> Exercise instructions
Give the number of lines in the listing that contain "serie", with no other words.
>>>>>
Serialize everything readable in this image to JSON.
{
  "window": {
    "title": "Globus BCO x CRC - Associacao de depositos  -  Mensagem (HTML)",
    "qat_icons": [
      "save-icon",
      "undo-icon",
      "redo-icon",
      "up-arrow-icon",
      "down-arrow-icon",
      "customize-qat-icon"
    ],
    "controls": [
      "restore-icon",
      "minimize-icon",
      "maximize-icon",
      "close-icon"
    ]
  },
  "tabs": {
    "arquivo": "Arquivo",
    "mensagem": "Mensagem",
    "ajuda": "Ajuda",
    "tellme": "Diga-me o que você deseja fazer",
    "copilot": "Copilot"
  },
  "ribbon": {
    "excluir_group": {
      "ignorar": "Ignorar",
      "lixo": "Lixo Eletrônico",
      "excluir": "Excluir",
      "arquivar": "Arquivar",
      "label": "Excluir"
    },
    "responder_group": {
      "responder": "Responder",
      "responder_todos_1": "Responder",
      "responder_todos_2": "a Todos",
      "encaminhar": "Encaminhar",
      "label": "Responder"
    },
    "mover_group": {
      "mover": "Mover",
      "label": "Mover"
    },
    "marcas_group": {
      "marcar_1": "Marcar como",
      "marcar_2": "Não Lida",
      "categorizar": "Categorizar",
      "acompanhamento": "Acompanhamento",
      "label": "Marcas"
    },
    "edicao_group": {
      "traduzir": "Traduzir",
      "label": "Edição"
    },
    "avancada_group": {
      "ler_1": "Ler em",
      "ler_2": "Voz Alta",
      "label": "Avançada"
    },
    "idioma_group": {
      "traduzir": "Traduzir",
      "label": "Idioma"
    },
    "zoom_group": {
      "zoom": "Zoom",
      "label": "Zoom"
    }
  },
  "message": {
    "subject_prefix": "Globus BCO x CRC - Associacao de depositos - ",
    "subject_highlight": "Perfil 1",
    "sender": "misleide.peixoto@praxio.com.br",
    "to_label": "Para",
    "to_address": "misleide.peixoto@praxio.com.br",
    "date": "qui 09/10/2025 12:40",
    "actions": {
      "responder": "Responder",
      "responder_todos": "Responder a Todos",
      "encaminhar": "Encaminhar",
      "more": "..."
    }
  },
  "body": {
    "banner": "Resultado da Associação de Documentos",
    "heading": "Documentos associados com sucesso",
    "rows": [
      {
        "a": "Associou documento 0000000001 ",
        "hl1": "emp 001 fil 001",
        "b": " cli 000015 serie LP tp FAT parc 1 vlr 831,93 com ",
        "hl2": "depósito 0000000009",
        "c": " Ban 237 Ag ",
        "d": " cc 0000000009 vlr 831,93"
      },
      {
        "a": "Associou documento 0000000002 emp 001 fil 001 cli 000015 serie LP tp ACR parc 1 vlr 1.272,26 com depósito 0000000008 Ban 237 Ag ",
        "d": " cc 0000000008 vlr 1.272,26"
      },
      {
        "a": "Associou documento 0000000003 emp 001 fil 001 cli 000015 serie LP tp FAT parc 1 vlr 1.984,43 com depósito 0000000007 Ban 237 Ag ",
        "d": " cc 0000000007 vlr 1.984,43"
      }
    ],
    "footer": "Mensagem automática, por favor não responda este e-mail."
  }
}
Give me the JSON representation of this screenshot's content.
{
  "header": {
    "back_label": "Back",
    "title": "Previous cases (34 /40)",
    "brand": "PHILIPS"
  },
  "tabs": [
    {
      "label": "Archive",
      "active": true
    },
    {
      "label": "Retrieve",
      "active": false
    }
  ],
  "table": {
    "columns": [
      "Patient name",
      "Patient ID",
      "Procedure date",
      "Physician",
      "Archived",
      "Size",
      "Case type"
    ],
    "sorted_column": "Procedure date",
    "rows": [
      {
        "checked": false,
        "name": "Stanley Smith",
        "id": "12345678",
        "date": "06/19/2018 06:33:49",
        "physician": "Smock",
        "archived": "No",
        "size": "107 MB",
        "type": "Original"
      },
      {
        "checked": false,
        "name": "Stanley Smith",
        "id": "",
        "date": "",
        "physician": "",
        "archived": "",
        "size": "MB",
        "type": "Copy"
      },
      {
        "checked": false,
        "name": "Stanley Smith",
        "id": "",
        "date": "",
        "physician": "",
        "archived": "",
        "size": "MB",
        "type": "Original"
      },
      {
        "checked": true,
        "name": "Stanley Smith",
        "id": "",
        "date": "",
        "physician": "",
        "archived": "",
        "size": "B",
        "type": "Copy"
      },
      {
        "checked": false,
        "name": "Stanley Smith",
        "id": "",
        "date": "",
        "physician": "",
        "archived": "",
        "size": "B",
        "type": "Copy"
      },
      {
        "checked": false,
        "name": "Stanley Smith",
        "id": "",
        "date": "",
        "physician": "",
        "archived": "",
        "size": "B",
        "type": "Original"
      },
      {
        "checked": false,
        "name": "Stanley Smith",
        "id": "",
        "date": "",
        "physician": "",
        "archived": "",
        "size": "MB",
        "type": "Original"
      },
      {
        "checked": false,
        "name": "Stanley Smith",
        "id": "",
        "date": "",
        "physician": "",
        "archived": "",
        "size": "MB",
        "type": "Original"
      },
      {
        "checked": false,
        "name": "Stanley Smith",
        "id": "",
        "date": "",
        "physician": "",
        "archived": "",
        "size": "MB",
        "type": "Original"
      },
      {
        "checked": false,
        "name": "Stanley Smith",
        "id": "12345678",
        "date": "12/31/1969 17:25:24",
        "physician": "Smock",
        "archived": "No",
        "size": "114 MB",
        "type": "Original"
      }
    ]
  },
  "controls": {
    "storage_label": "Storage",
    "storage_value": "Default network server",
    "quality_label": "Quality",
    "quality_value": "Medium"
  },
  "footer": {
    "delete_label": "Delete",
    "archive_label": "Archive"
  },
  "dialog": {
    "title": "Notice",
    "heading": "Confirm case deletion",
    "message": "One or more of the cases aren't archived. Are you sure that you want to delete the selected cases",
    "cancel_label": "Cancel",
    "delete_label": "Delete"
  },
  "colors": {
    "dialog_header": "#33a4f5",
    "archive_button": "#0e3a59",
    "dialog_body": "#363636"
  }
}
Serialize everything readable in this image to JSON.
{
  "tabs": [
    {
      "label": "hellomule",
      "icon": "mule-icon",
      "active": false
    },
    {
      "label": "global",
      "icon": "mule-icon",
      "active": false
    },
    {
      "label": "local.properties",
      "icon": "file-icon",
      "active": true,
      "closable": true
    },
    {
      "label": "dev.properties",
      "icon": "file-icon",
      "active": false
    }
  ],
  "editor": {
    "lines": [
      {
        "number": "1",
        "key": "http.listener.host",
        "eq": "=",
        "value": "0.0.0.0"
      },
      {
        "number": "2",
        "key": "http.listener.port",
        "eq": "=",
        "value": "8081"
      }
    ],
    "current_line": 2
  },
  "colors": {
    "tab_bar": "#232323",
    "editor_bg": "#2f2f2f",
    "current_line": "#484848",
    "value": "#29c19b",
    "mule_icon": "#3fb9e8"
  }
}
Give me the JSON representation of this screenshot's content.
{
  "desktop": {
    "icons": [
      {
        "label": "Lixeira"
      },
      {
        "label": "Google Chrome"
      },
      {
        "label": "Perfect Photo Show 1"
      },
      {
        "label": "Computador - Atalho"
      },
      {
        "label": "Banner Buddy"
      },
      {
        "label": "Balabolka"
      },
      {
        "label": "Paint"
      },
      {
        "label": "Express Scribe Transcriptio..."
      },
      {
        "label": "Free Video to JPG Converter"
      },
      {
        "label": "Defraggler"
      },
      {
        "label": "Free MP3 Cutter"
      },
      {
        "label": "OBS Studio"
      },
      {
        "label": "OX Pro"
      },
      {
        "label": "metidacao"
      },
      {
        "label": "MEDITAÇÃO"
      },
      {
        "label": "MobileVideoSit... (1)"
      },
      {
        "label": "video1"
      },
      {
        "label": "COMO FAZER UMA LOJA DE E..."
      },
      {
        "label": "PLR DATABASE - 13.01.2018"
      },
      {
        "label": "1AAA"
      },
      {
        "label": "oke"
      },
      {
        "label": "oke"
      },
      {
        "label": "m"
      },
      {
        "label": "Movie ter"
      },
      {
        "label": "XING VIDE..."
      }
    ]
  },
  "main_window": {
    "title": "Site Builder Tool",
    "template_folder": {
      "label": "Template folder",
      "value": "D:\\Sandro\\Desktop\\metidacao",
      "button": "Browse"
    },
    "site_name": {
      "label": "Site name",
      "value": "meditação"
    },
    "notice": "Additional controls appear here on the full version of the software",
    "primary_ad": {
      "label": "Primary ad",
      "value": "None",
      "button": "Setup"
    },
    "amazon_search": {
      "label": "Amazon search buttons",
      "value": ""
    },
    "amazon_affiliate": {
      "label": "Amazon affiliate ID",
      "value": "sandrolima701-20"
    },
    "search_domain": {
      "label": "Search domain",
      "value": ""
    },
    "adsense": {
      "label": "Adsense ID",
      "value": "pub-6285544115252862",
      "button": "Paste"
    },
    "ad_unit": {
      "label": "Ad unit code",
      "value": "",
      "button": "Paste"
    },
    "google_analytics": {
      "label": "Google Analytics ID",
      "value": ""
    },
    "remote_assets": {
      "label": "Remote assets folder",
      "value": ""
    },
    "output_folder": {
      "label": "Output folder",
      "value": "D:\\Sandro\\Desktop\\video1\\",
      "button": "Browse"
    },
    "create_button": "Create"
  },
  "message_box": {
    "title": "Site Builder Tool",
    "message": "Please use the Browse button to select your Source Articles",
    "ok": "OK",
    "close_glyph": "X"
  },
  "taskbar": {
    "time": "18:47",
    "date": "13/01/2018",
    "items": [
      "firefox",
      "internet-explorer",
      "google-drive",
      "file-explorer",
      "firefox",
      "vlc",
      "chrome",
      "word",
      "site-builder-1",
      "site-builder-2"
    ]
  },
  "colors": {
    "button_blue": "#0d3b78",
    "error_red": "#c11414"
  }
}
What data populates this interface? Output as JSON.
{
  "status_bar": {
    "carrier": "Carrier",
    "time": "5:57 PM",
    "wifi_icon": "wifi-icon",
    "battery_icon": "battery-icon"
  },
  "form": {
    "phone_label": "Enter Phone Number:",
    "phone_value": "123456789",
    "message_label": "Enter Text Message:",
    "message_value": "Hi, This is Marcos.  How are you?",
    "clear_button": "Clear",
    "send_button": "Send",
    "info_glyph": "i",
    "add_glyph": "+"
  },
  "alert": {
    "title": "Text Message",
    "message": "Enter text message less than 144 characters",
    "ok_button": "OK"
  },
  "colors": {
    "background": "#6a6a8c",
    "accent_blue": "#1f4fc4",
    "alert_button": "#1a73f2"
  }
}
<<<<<
> Task output
3